Recipe: pasta with spring vegetables and goat cheese

As a relative newbie to the world of cheese, I’m still unpacking and learning to harness the versatility of fresh goat cheese.  I had a 10.5 oz log of it sitting in my fridge on Sunday night, and after two days, half of it is gone.  I’ve been spreading it on toast for breakfast–it functions as a superior alternative to cream cheese, tangier and less processed.  In a similar vein, it’s wonderful as a spread for sandwiches in place of mayonnaise (again, superior I think).  And of course, you can’t go wrong with crumbles of goat cheese on your salads.  I also recently learned that it does wonders for a humble pasta dish. Simply add a hunk to a steaming, just-cooked bowl of pasta and keep stirring to break it up, and it essentially morphs into this creamy-ish cream sauce that adheres just right. If you’re not a fan of heavy cream sauces but like the illusion of a cream sauce, this is my gift to you: throw some goat cheese into your pasta. Along with a light squeeze of lemon and lots of pepper, and I think you’ll be pleased with the results.

Recipe after the jump!


Cheese 101 @ Formaggio Kitchen

Cheese 101 is billed as Formaggio’s most popular cheese course, and at $35, it’s a bargain.  They offer it about once a month, and it sells out fast, so you’ll have to plan accordingly.  I reserved a spot for the March class back in January.  They have a generous 24-hr full refund policy, in case you realize you can’t make it as the date closes in.

The coworker with whom I had originally signed up unfortunately had to back out at the last minute.  I went solo and had a great time, but I definitely recommend going with a friend if you can (most people were there in pairs).

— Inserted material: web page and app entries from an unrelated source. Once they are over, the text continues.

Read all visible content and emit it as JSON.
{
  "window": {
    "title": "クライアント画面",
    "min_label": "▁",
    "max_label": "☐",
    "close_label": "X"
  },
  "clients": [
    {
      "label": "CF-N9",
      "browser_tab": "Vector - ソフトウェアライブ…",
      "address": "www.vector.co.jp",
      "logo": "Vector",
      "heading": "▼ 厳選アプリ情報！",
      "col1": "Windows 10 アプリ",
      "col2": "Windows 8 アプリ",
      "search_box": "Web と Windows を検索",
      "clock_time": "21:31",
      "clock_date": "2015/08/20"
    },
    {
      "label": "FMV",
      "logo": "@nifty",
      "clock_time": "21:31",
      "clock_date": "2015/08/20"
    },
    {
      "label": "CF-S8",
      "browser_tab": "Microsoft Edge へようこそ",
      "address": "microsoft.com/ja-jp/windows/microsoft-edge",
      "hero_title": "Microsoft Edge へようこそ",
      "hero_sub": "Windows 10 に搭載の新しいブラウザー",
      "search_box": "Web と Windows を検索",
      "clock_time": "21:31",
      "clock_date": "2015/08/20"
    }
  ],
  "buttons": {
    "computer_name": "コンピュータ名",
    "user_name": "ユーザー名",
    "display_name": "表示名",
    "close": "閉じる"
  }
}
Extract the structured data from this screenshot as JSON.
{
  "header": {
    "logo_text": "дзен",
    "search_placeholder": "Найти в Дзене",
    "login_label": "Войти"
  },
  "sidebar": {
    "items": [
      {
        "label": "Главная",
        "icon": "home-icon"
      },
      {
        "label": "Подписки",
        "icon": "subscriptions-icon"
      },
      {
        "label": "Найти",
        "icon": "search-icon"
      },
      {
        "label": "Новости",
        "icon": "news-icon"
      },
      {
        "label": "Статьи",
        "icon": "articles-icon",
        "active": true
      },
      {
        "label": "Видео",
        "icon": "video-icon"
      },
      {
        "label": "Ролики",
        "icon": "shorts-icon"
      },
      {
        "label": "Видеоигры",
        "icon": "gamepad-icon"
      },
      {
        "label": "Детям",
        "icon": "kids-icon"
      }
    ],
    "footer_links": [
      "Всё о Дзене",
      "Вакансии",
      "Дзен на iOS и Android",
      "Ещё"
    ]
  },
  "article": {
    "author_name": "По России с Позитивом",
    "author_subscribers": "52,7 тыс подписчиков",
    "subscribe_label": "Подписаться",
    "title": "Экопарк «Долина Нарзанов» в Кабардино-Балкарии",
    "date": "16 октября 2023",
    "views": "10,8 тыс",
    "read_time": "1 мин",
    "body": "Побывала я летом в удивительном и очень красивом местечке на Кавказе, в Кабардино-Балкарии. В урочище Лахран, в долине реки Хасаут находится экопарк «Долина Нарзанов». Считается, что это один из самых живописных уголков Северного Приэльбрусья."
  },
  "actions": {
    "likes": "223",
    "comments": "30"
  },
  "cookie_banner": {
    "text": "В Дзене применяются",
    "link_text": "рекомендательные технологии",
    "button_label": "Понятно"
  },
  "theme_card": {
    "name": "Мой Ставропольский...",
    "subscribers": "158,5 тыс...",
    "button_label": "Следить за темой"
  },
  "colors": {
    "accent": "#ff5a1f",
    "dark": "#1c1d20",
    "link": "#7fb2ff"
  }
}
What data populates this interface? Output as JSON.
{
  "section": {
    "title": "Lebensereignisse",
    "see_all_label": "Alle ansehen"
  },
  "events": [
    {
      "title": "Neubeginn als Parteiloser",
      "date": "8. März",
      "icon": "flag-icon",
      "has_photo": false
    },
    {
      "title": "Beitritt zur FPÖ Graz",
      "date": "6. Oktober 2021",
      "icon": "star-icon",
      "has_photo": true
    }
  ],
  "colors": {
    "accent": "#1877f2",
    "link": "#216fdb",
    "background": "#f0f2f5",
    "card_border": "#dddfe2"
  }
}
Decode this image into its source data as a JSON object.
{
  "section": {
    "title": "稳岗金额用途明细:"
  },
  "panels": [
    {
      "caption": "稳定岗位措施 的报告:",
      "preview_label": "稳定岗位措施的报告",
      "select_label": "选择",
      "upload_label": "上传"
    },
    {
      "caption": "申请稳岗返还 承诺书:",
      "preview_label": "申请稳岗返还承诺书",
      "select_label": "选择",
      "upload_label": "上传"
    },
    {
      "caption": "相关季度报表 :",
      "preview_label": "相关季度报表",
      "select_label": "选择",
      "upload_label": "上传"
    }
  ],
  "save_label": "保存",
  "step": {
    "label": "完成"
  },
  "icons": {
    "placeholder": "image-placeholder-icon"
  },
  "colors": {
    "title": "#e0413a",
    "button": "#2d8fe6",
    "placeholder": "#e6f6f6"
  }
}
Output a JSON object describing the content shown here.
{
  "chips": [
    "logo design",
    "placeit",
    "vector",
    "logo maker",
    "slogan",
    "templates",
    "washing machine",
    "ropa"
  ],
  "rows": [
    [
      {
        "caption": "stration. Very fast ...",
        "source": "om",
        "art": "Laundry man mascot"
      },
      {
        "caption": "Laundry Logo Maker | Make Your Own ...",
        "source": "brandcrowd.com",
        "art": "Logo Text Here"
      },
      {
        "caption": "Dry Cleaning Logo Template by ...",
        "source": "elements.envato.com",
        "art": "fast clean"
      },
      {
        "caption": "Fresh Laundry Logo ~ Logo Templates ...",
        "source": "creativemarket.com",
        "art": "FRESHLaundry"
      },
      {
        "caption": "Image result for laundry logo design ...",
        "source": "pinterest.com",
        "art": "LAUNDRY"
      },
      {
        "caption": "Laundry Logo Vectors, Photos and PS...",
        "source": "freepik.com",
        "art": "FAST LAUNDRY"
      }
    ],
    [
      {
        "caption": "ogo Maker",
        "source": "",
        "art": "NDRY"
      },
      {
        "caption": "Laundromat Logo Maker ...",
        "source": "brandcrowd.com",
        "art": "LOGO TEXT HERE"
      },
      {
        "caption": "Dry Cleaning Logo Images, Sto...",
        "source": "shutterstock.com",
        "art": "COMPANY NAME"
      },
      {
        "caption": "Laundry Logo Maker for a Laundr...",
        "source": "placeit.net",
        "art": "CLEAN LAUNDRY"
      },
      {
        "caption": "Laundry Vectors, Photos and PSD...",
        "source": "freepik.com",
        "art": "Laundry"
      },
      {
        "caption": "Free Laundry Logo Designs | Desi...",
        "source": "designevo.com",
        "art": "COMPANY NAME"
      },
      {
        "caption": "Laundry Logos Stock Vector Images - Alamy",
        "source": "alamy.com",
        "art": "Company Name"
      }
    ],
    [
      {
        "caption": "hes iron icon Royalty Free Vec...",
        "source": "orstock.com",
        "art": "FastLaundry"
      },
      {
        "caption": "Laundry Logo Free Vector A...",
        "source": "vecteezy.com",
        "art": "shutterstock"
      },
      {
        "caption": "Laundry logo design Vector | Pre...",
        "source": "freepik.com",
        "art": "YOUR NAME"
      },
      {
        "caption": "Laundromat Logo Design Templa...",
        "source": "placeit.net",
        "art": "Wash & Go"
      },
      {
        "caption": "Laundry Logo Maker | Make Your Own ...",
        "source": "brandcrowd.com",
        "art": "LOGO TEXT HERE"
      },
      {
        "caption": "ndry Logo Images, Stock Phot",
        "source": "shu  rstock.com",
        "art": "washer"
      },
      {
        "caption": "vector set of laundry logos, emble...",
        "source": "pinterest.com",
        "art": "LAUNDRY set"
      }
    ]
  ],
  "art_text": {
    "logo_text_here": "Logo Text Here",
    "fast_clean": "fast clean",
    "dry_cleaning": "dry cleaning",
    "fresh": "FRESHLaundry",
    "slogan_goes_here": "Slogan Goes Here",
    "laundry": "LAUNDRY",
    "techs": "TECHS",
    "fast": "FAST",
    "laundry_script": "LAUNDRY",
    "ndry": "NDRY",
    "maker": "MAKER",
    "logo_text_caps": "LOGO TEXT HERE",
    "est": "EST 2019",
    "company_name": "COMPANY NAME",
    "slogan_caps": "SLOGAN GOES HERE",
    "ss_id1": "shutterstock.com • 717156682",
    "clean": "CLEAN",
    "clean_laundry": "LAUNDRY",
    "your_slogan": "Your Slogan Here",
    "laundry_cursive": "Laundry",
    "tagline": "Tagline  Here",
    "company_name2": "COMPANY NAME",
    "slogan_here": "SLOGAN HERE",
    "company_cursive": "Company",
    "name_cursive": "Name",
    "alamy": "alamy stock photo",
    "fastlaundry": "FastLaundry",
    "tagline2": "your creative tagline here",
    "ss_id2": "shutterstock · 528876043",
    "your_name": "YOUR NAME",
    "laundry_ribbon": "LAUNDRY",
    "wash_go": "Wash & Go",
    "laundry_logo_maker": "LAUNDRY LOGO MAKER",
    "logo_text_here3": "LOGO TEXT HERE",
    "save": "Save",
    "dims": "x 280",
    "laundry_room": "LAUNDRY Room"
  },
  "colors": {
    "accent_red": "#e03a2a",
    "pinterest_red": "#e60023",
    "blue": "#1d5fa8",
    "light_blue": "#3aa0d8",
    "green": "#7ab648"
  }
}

Adam Centamore and Vince Razionale, two of Formaggio’s genial cheesemongers, led the class.  I will not dwell on the frustration of my failed zipcar reservation, but it did make me a half hour late.  I got there toward the tail end of the introduction on the history of cheese and the basics of the cheese-making process (the function of rennet, separating curds from whey, adding flavoring, aging).  In a later aside, I was given the 30-second version of the history, and I will give you the one-sentence summary: a very long time ago, cheese was discovered by accident.  I thought the intro provided a broad but scant overview, this impression colored by the fact that I missed some of it.  The more interesting details came out over the course of the night via questions raised and by explication through the particular cheeses that we tasted.

Continue reading Cheese 101 @ Formaggio Kitchen…